Under the Brady Law, gun buyers must undergo criminal background checks only when they buy firearms from licensed dealers. And that law has made our communities safer, stopping nearly 700,000 criminals and other prohibited people from purchasing firearms in the seven years it has been in effect. This requirement has resulted in only a minor inconvenience to law-abiding citizens, which has been far outweighed by the strong benefit to society of keeping firearms out of the hands of criminals and terrorists.
Unfortunately, unlicensed sellers are permitted by law to sell firearms with no background check whatever. Millions of firearms change hands every year through this back-door yet perfectly legal method, giving criminals and terrorists remarkably easy and undetectable access to weapons. This legal loophole must be closed immediately. We can no longer allow the purchase of firearms through the Internet or a newspaper ad, at a gun show or a flea market, or in any other type of sale from an unlicensed seller, without any background check or other record of purchase. The stakes are too high.
While the reasons should be self-evident, there are numerous and chilling examples of the need to extend the background check to every firearm sale. Just last year, for example, a previously convicted felon and terrorist, Ali Boumelhem, went to a Michigan gun show, where he was legally exempt from a background check, and purchased assault weapons, shotguns, ammunition and flash suppressors that he intended to ship to the terrorist group Hezbollah. Fortunately, Boumelhem was already under FBI surveillance for suspected terrorism and was captured before he was able to ship the weapons to Hezbollah.
In Florida, four people were convicted last year of smuggling guns and other weapons from the state for use by the Provisional Irish Republican Army.

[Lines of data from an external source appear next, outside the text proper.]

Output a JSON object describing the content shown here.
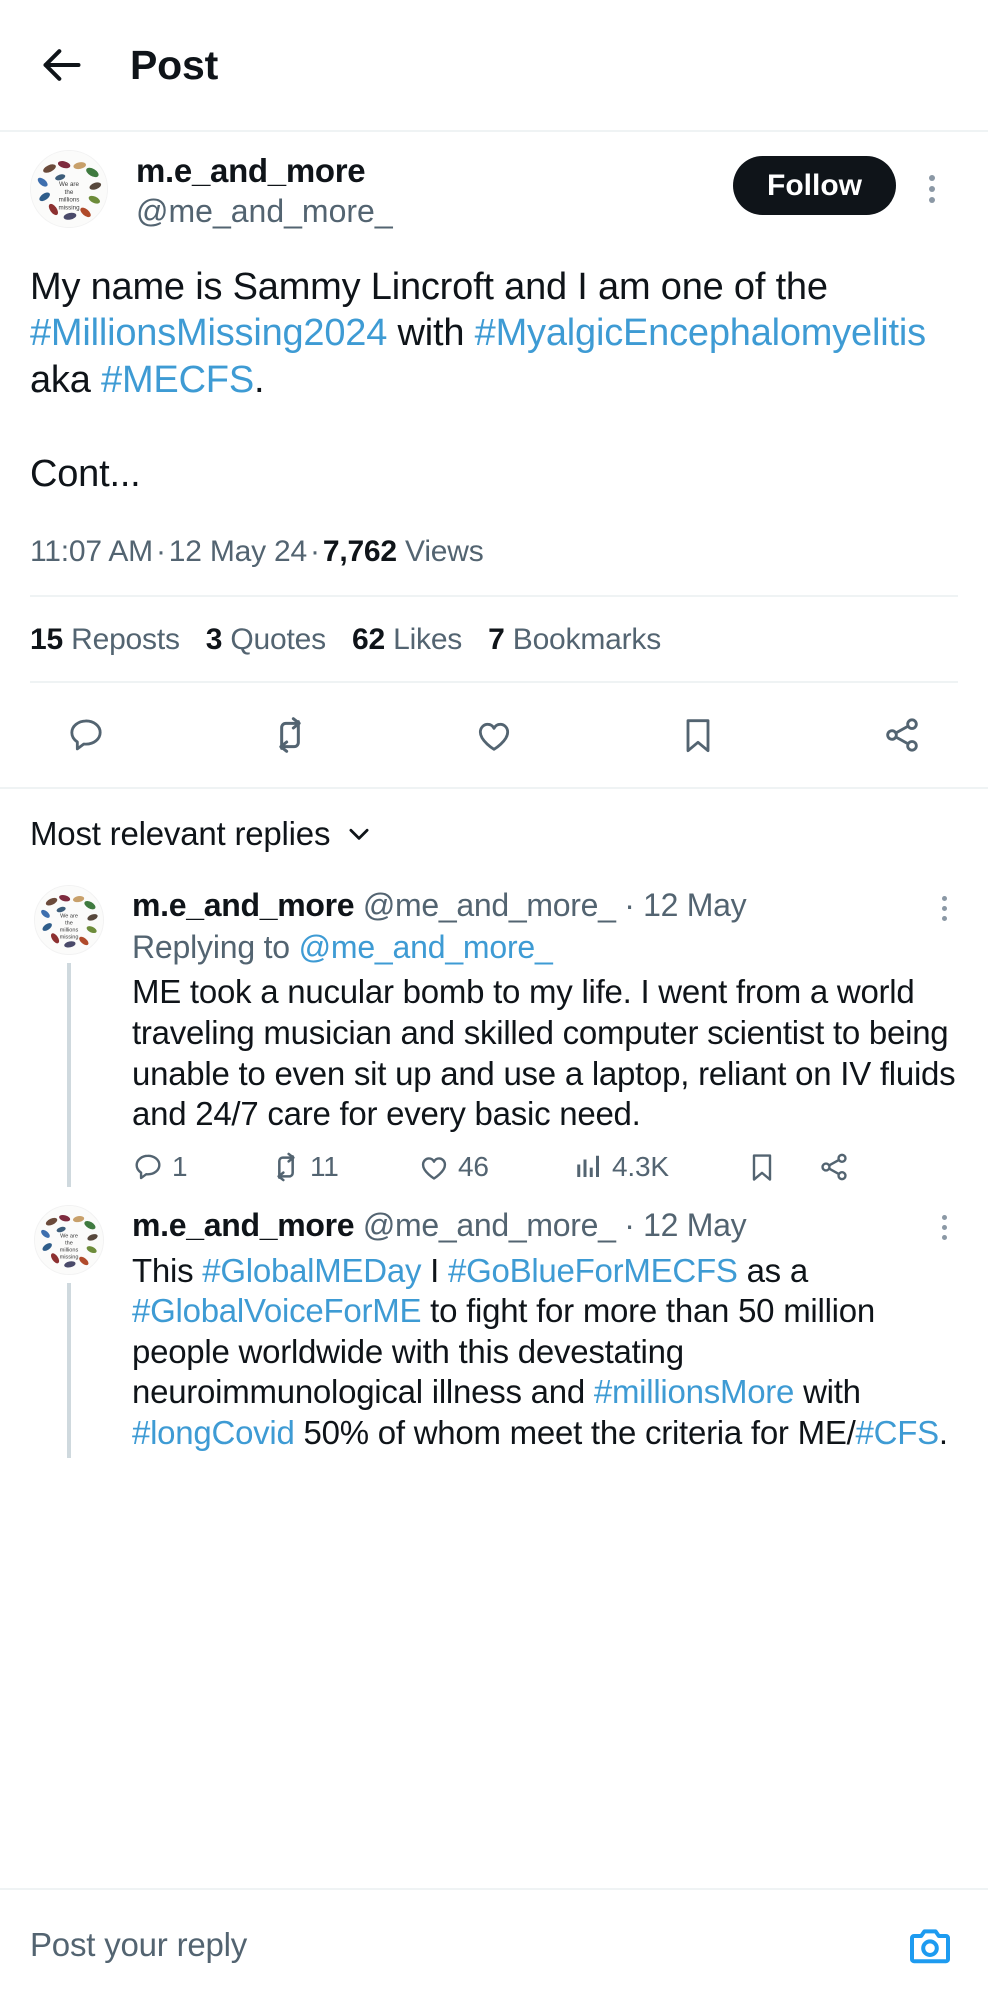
{
  "header": {
    "back_icon": "arrow-left-icon",
    "title": "Post"
  },
  "post": {
    "author": {
      "display_name": "m.e_and_more",
      "handle": "@me_and_more_",
      "avatar_alt": "We are the millions missing"
    },
    "follow_label": "Follow",
    "more_icon": "more-vertical-icon",
    "text_segments": [
      {
        "text": "My name is Sammy Lincroft and I am one of the ",
        "type": "plain"
      },
      {
        "text": "#MillionsMissing2024",
        "type": "link"
      },
      {
        "text": " with ",
        "type": "plain"
      },
      {
        "text": "#MyalgicEncephalomyelitis",
        "type": "link"
      },
      {
        "text": " aka ",
        "type": "plain"
      },
      {
        "text": "#MECFS",
        "type": "link"
      },
      {
        "text": ".",
        "type": "plain"
      }
    ],
    "text_paragraph_2": "Cont...",
    "timestamp": "11:07 AM",
    "date": "12 May 24",
    "views_count": "7,762",
    "views_label": "Views",
    "separator": "·",
    "stats": [
      {
        "num": "15",
        "label": "Reposts"
      },
      {
        "num": "3",
        "label": "Quotes"
      },
      {
        "num": "62",
        "label": "Likes"
      },
      {
        "num": "7",
        "label": "Bookmarks"
      }
    ],
    "actions": [
      {
        "name": "reply-icon"
      },
      {
        "name": "repost-icon"
      },
      {
        "name": "like-icon"
      },
      {
        "name": "bookmark-icon"
      },
      {
        "name": "share-icon"
      }
    ]
  },
  "replies_section": {
    "sort_label": "Most relevant replies",
    "chevron_icon": "chevron-down-icon"
  },
  "replies": [
    {
      "display_name": "m.e_and_more",
      "handle": "@me_and_more_",
      "separator": "·",
      "date": "12 May",
      "replying_to_prefix": "Replying to ",
      "replying_to_handle": "@me_and_more_",
      "text": "ME took a nucular bomb to my life. I went from a world traveling musician and skilled computer scientist to being unable to even sit up and use a laptop, reliant on IV fluids and 24/7 care for every basic need.",
      "reply_count": "1",
      "repost_count": "11",
      "like_count": "46",
      "view_count": "4.3K"
    },
    {
      "display_name": "m.e_and_more",
      "handle": "@me_and_more_",
      "separator": "·",
      "date": "12 May",
      "text_segments": [
        {
          "text": "This ",
          "type": "plain"
        },
        {
          "text": "#GlobalMEDay",
          "type": "link"
        },
        {
          "text": " I ",
          "type": "plain"
        },
        {
          "text": "#GoBlueForMECFS",
          "type": "link"
        },
        {
          "text": " as a ",
          "type": "plain"
        },
        {
          "text": "#GlobalVoiceForME",
          "type": "link"
        },
        {
          "text": " to fight for more than 50 million people worldwide with this devestating neuroimmunological illness and ",
          "type": "plain"
        },
        {
          "text": "#millionsMore",
          "type": "link"
        },
        {
          "text": " with ",
          "type": "plain"
        },
        {
          "text": "#longCovid",
          "type": "link"
        },
        {
          "text": " 50% of whom meet the criteria for ME/",
          "type": "plain"
        },
        {
          "text": "#CFS",
          "type": "link"
        },
        {
          "text": ".",
          "type": "plain"
        }
      ]
    }
  ],
  "composer": {
    "placeholder": "Post your reply",
    "camera_icon": "camera-icon"
  },
  "colors": {
    "link_blue": "#3e9bd4",
    "accent_blue": "#1d9bf0",
    "text_primary": "#0f1419",
    "text_secondary": "#536471",
    "border": "#eff3f4",
    "follow_bg": "#0f1419"
  }
}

One of the convicted IRA terrorists, Conor Claxton, testified that he was shocked by the variety of weapons available in Florida at gun shows and through newspaper ads. "We have nothing like this at home," he said.
Indeed, if Osama bin Laden, who is under indictment in this country for the bombing of our embassies in Tanzania and Kenya, were to go to a willing or unwary unlicensed gun dealer at a gun show, no mechanism is in place to prevent him from obtaining a weapon of his choice. Unfortunately, the gaping holes in our current law have likely allowed thousands of undetected firearm purchases by criminals and terrorists. This kind of terrorist loophole in the laws of the United States is simply unacceptable and must be closed.
In addition to background checks on all gun sales, records used to check the eligibility of an individual to purchase a firearm should include whether the potential buyer is on an FBI or other law enforcement watch list of suspected terrorists.
To further strengthen the ability of law enforcement officials to track those suspected of terrorism or other criminal acts in this country, Congress should also pass legislation that would give the Bureau of Alcohol, Tobacco and Firearms a record of every firearm sale. Current law makes it difficult for law enforcement officials to check whether suspected criminals or terrorists have bought a gun. As we have seen in the past few weeks, law enforcement officials have made incredible progress in the criminal investigation of the terrorist attacks by examining phone records, banking records, credit card records, travel records, immigration records and the like. The ability to review gun records is crucial to law enforcement's efforts to protect our communities from violence and terrorism.
Congress must take immediate action to close these two gaping loopholes in the law. Our national security requires it. And the public should demand it.
The writer is a partner at the law firm Covington and Burling; he was previously deputy attorney general and U.S. attorney for the District of Columbia in the Clinton administration.
© 2001 The Washington Post Company
who is Eric Holder?
"...the Second Amendment is not an individual right." -- ABC, This Week With Sam & Cokie (circa May 1999).